#### [Work instructions]
List, from the lines below, each one with "price" in it.

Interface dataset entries
<<<<

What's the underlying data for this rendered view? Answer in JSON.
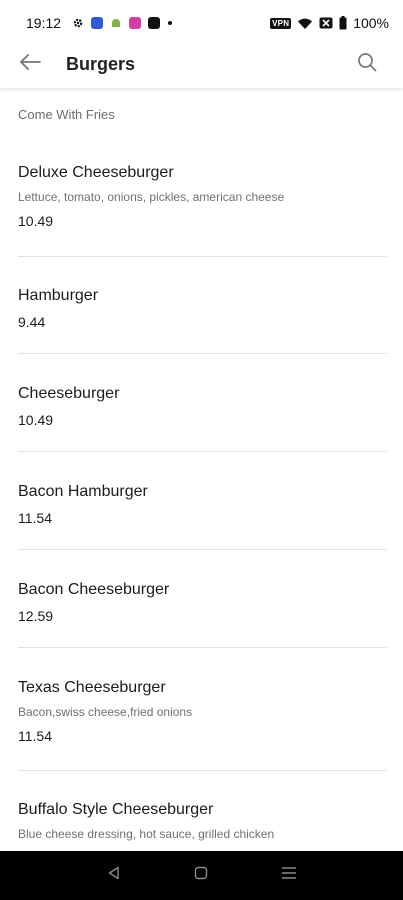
{
  "status_bar": {
    "time": "19:12",
    "battery_percent": "100%",
    "vpn_label": "VPN",
    "icons": [
      "gear-icon",
      "app-icon-blue",
      "android-icon",
      "app-icon-pink",
      "app-icon-black",
      "dot-icon"
    ],
    "right_icons": [
      "vpn-icon",
      "wifi-icon",
      "sim-icon",
      "battery-icon"
    ]
  },
  "app_bar": {
    "title": "Burgers",
    "back_icon": "back-arrow-icon",
    "search_icon": "search-icon"
  },
  "section_note": "Come With Fries",
  "items": [
    {
      "name": "Deluxe Cheeseburger",
      "description": "Lettuce, tomato, onions, pickles, american cheese",
      "price": "10.49"
    },
    {
      "name": "Hamburger",
      "description": "",
      "price": "9.44"
    },
    {
      "name": "Cheeseburger",
      "description": "",
      "price": "10.49"
    },
    {
      "name": "Bacon Hamburger",
      "description": "",
      "price": "11.54"
    },
    {
      "name": "Bacon Cheeseburger",
      "description": "",
      "price": "12.59"
    },
    {
      "name": "Texas Cheeseburger",
      "description": "Bacon,swiss cheese,fried onions",
      "price": "11.54"
    },
    {
      "name": "Buffalo Style Cheeseburger",
      "description": "Blue cheese dressing, hot sauce, grilled chicken",
      "price": ""
    }
  ],
  "nav_bar": {
    "icons": [
      "back-triangle-icon",
      "home-square-icon",
      "menu-lines-icon"
    ]
  },
  "colors": {
    "background": "#ffffff",
    "text_primary": "#1c1c1c",
    "text_secondary": "#707070",
    "divider": "#e2e2e2",
    "nav_bar": "#000000"
  }
}
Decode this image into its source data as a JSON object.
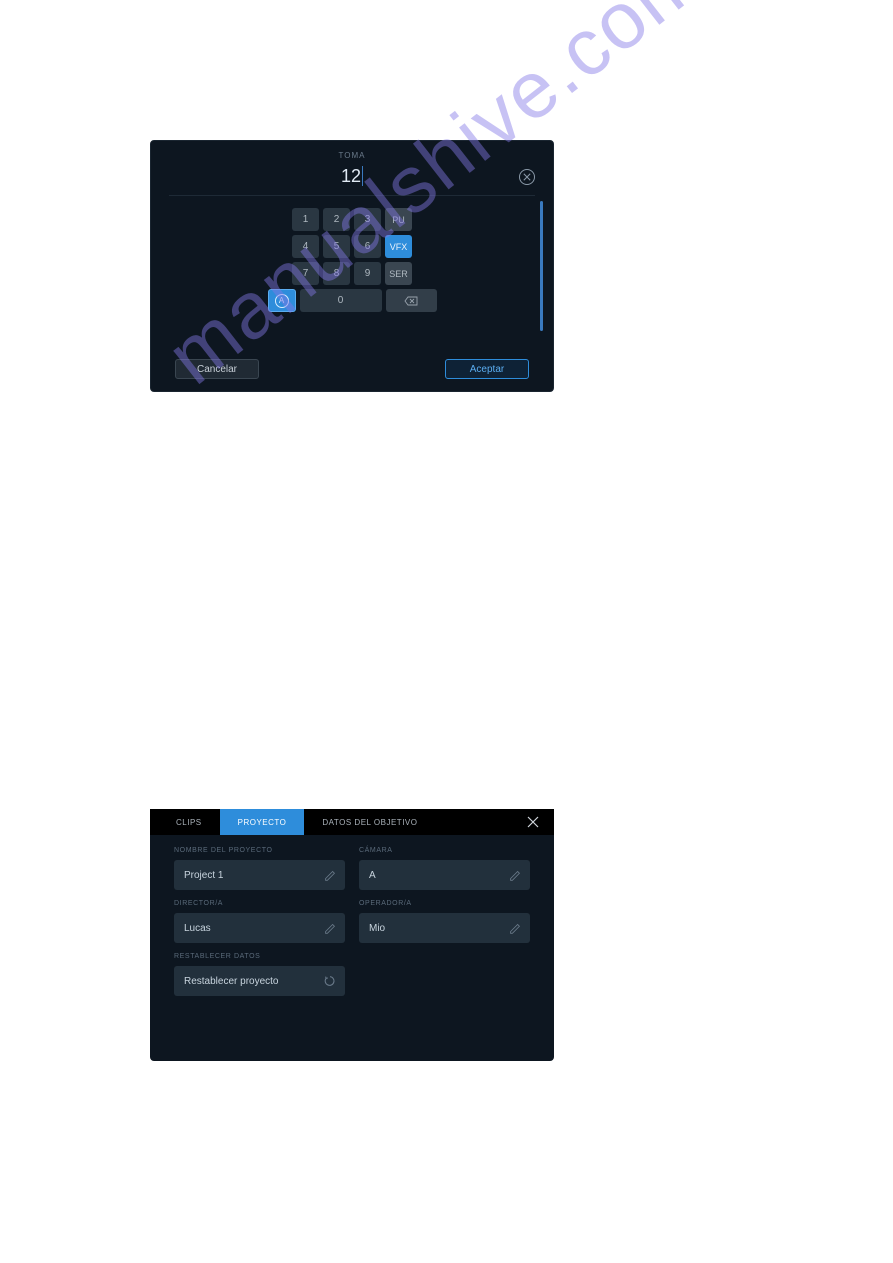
{
  "watermark": "manualshive.com",
  "toma": {
    "label": "TOMA",
    "value": "12",
    "keys": {
      "r1": [
        "1",
        "2",
        "3"
      ],
      "r1tag": "PU",
      "r2": [
        "4",
        "5",
        "6"
      ],
      "r2tag": "VFX",
      "r3": [
        "7",
        "8",
        "9"
      ],
      "r3tag": "SER",
      "auto": "A",
      "zero": "0"
    },
    "cancel": "Cancelar",
    "accept": "Aceptar"
  },
  "project": {
    "tabs": [
      "CLIPS",
      "PROYECTO",
      "DATOS DEL OBJETIVO"
    ],
    "fields": {
      "project_name": {
        "label": "NOMBRE DEL PROYECTO",
        "value": "Project 1"
      },
      "camera": {
        "label": "CÁMARA",
        "value": "A"
      },
      "director": {
        "label": "DIRECTOR/A",
        "value": "Lucas"
      },
      "operator": {
        "label": "OPERADOR/A",
        "value": "Mio"
      },
      "reset": {
        "label": "RESTABLECER DATOS",
        "value": "Restablecer proyecto"
      }
    }
  }
}
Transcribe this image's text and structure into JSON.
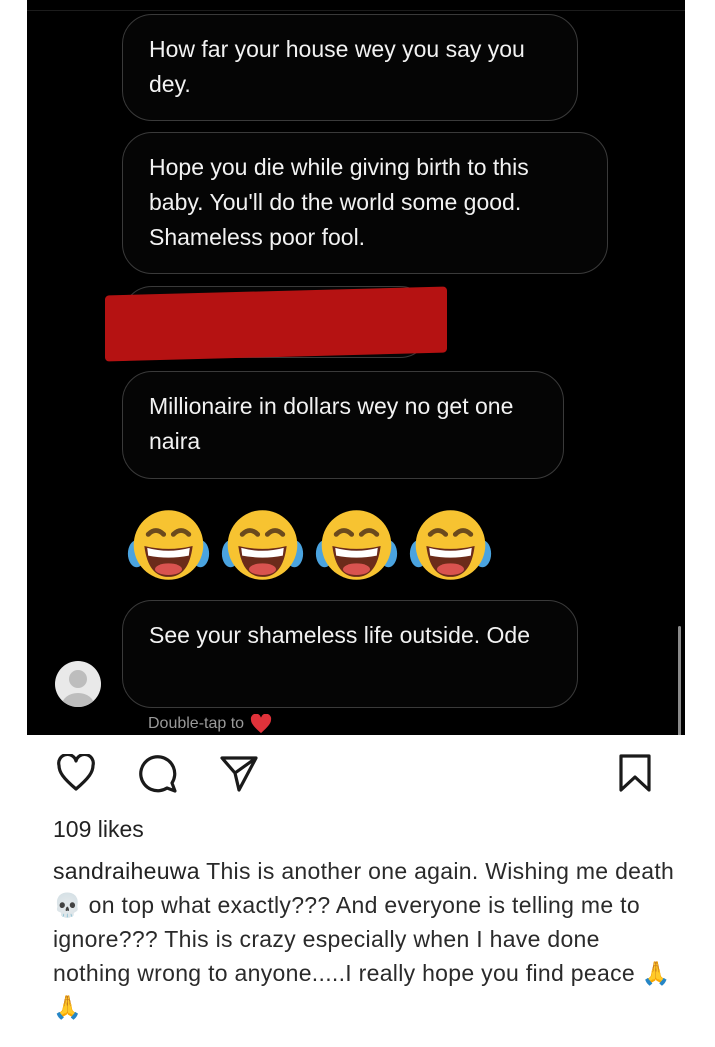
{
  "chat": {
    "messages": [
      "How far your house wey you say you dey.",
      "Hope you die while giving birth to this baby. You'll do the world some good. Shameless poor fool.",
      "Millionaire in dollars wey no get one naira",
      "See your shameless life outside. Ode"
    ],
    "emoji_reaction": "😂😂😂😂",
    "hint_text": "Double-tap to",
    "hint_icon": "heart-icon",
    "redaction_color": "#b51212"
  },
  "post": {
    "actions": [
      "like-icon",
      "comment-icon",
      "share-icon",
      "save-icon"
    ],
    "likes": "109 likes",
    "username": "sandraiheuwa",
    "caption": "This is another one again. Wishing me death 💀 on top what exactly??? And everyone is telling me to ignore??? This is crazy especially when I have done nothing wrong to anyone.....I really hope you find peace 🙏🙏"
  }
}
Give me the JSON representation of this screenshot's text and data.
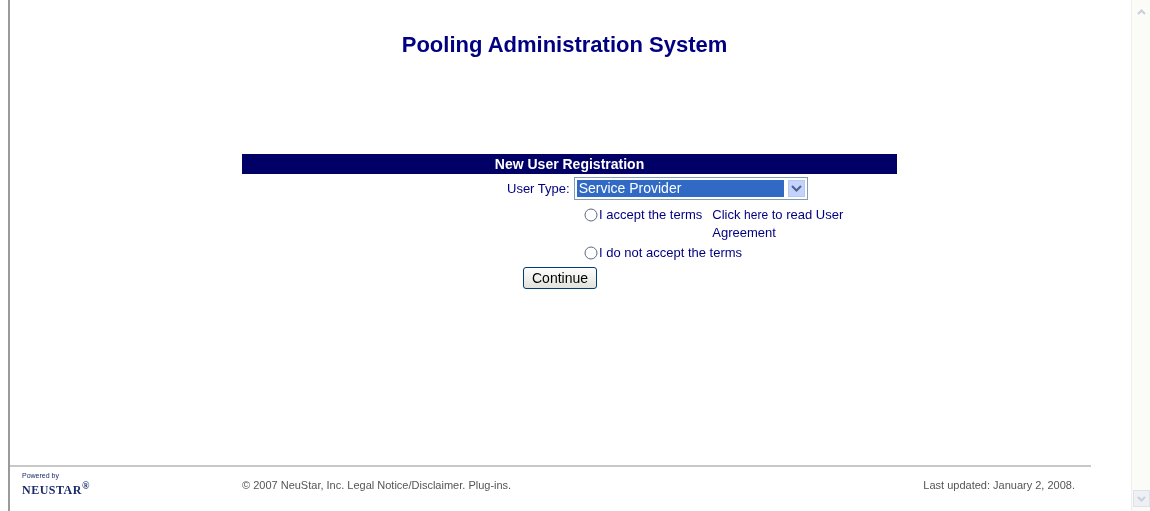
{
  "title": "Pooling Administration System",
  "form": {
    "heading": "New User Registration",
    "user_type": {
      "label": "User Type:",
      "value": "Service Provider"
    },
    "terms_options": [
      {
        "label": "I accept the terms",
        "selected": false
      },
      {
        "label": "I do not accept the terms",
        "selected": false
      }
    ],
    "agreement_note": {
      "before": "Click",
      "link": "here",
      "after": "to read User Agreement"
    },
    "continue_button": "Continue"
  },
  "footer": {
    "logo_caption": "Powered by",
    "logo": "NEUSTAR$^{®}$",
    "copyright": "© 2007 NeuStar, Inc. Legal Notice/Disclaimer. Plug-ins.",
    "last_updated": "Last updated: January 2, 2008."
  }
}
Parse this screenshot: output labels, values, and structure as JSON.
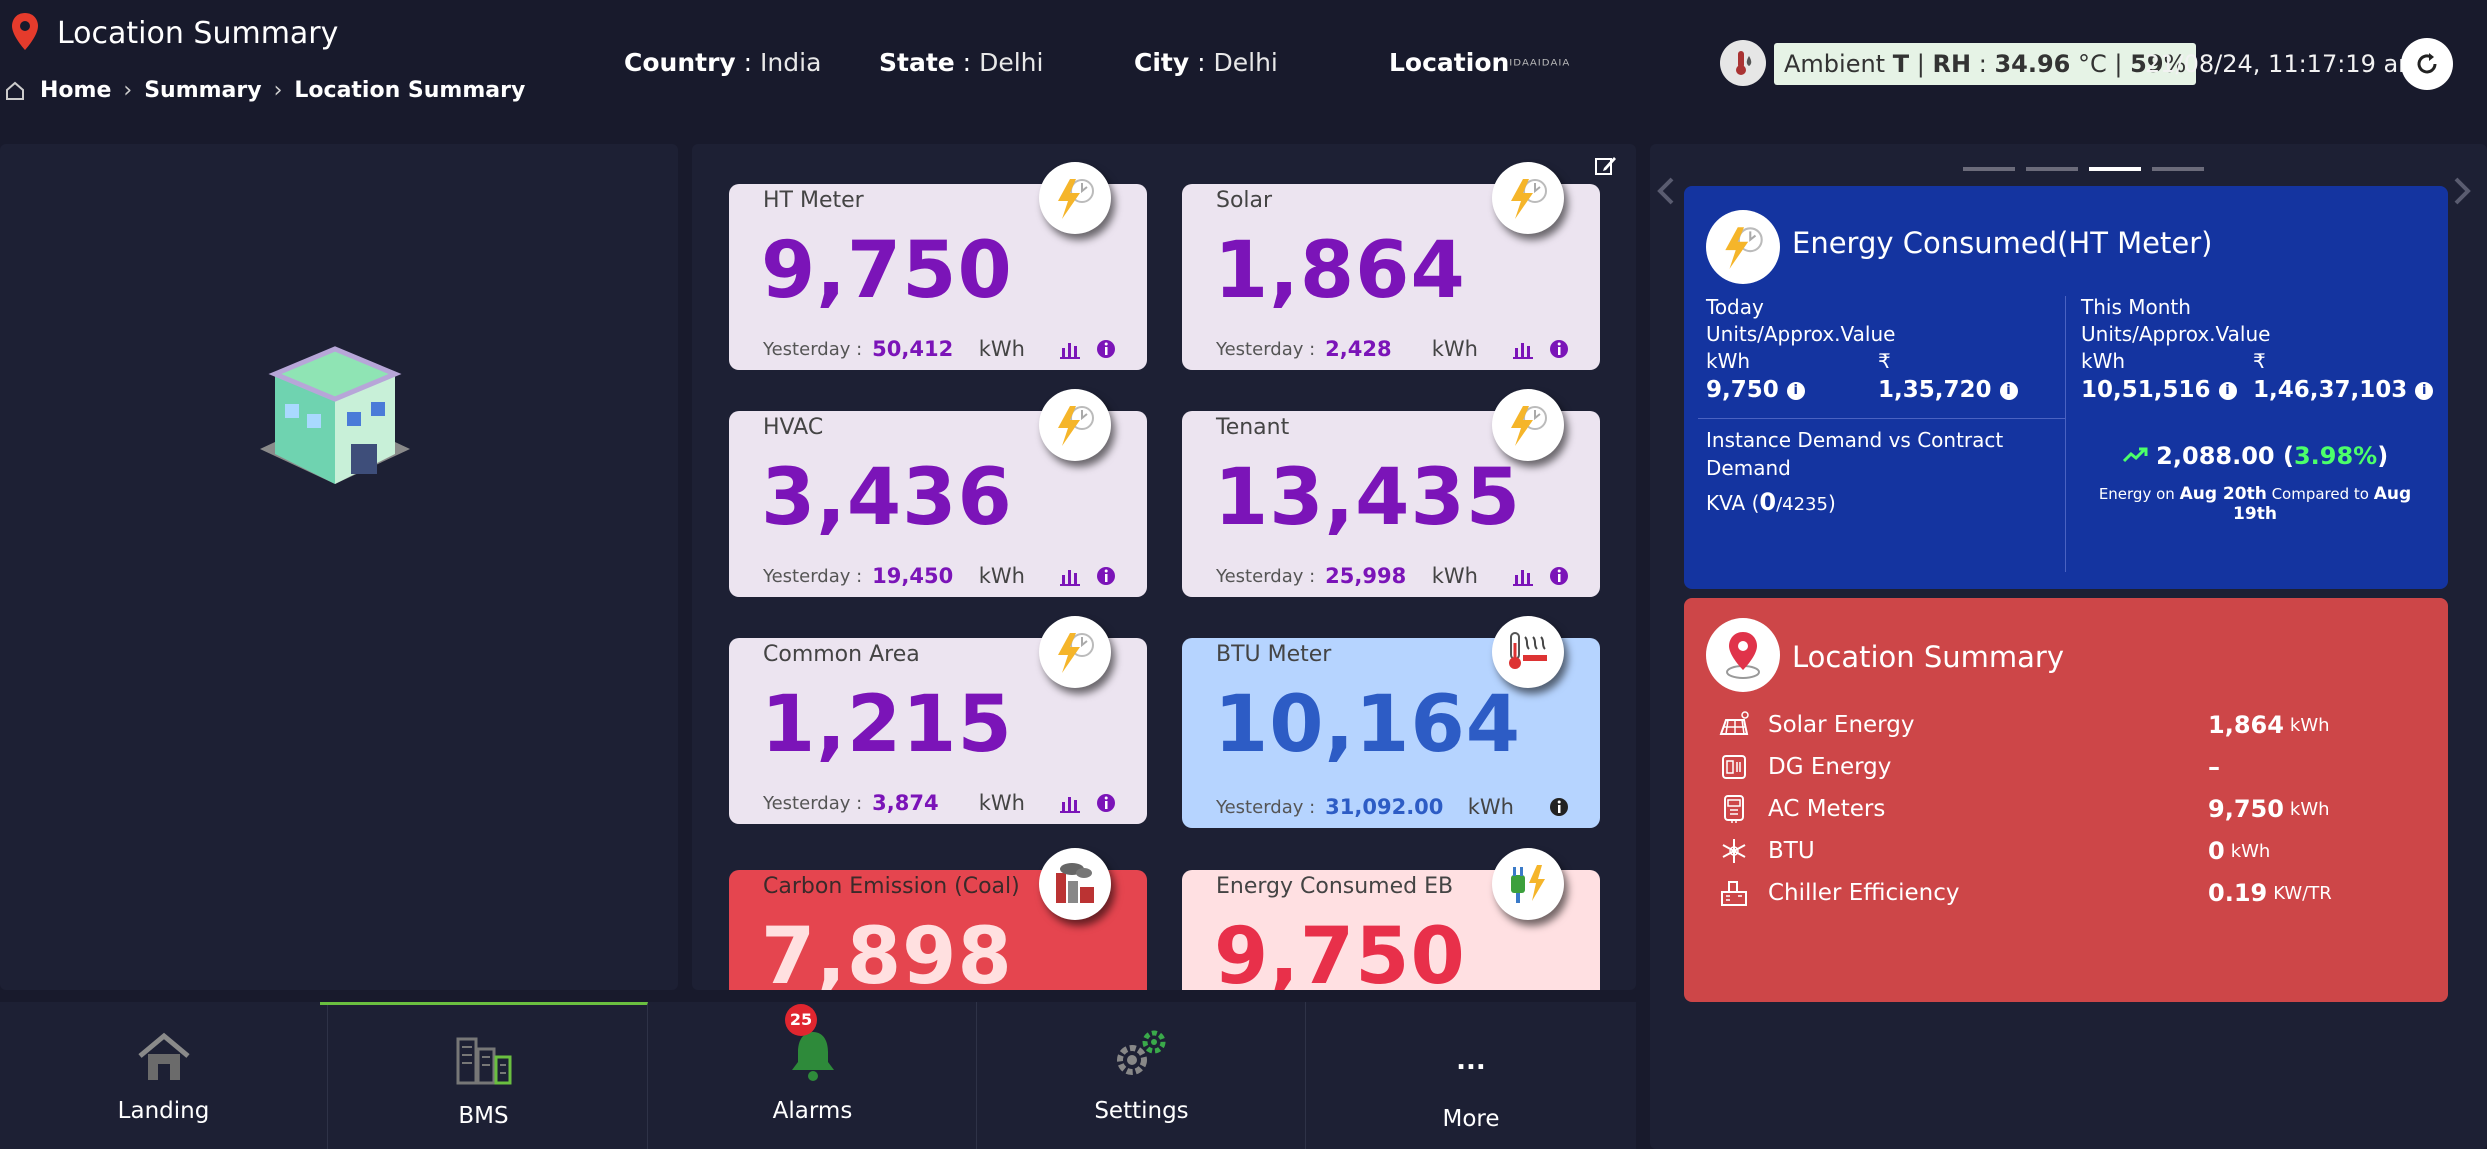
{
  "header": {
    "title": "Location Summary",
    "breadcrumb": [
      "Home",
      "Summary",
      "Location Summary"
    ],
    "country_label": "Country",
    "country_value": "India",
    "state_label": "State",
    "state_value": "Delhi",
    "city_label": "City",
    "city_value": "Delhi",
    "location_label": "Location",
    "location_value": "ᴵᴰᴬᴬᴵᴰᴬᴵᴬ",
    "ambient_prefix": "Ambient",
    "ambient_t": "T",
    "ambient_sep": "|",
    "ambient_rh": "RH",
    "ambient_colon": ":",
    "ambient_temp": "34.96",
    "ambient_temp_unit": "°C",
    "ambient_slash": "|",
    "ambient_humidity": "59",
    "ambient_humidity_unit": "%",
    "datetime": "21/08/24, 11:17:19 am"
  },
  "meters": [
    {
      "label": "HT Meter",
      "value": "9,750",
      "yesterday_label": "Yesterday :",
      "yesterday": "50,412",
      "unit": "kWh"
    },
    {
      "label": "Solar",
      "value": "1,864",
      "yesterday_label": "Yesterday :",
      "yesterday": "2,428",
      "unit": "kWh"
    },
    {
      "label": "HVAC",
      "value": "3,436",
      "yesterday_label": "Yesterday :",
      "yesterday": "19,450",
      "unit": "kWh"
    },
    {
      "label": "Tenant",
      "value": "13,435",
      "yesterday_label": "Yesterday :",
      "yesterday": "25,998",
      "unit": "kWh"
    },
    {
      "label": "Common Area",
      "value": "1,215",
      "yesterday_label": "Yesterday :",
      "yesterday": "3,874",
      "unit": "kWh"
    },
    {
      "label": "BTU Meter",
      "value": "10,164",
      "yesterday_label": "Yesterday :",
      "yesterday": "31,092.00",
      "unit": "kWh"
    },
    {
      "label": "Carbon Emission (Coal)",
      "value": "7,898"
    },
    {
      "label": "Energy Consumed EB",
      "value": "9,750"
    }
  ],
  "energy": {
    "title": "Energy Consumed(HT Meter)",
    "today_label": "Today",
    "month_label": "This Month",
    "units_label": "Units/Approx.Value",
    "kwh_label": "kWh",
    "rupee": "₹",
    "today_kwh": "9,750",
    "today_value": "1,35,720",
    "month_kwh": "10,51,516",
    "month_value": "1,46,37,103",
    "demand_label": "Instance Demand vs Contract Demand",
    "kva_label": "KVA",
    "kva_open": "(",
    "kva_current": "0",
    "kva_contract": "/4235",
    "kva_close": ")",
    "compare_value": "2,088.00",
    "compare_pct": "3.98%",
    "compare_open": "(",
    "compare_close": ")",
    "compare_text_1": "Energy on",
    "compare_date_1": "Aug 20th",
    "compare_text_2": "Compared to",
    "compare_date_2": "Aug 19th"
  },
  "location_summary": {
    "title": "Location Summary",
    "rows": [
      {
        "name": "Solar Energy",
        "value": "1,864",
        "unit": "kWh"
      },
      {
        "name": "DG Energy",
        "value": "–",
        "unit": ""
      },
      {
        "name": "AC Meters",
        "value": "9,750",
        "unit": "kWh"
      },
      {
        "name": "BTU",
        "value": "0",
        "unit": "kWh"
      },
      {
        "name": "Chiller Efficiency",
        "value": "0.19",
        "unit": "KW/TR"
      }
    ]
  },
  "nav": {
    "items": [
      "Landing",
      "BMS",
      "Alarms",
      "Settings",
      "More"
    ],
    "alarm_count": "25",
    "more_dots": "..."
  },
  "colors": {
    "background": "#181a2c",
    "panel": "#1d2034",
    "meter_value_purple": "#7b14b8",
    "energy_blue": "#1434a0",
    "summary_red": "#cd4648",
    "active_tab": "#6abf40"
  }
}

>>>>

#### [Task result]
      "price": "10.49"
      "price": "9.44"
      "price": "10.49"
      "price": "11.54"
      "price": "12.59"
      "price": "11.54"
      "price": ""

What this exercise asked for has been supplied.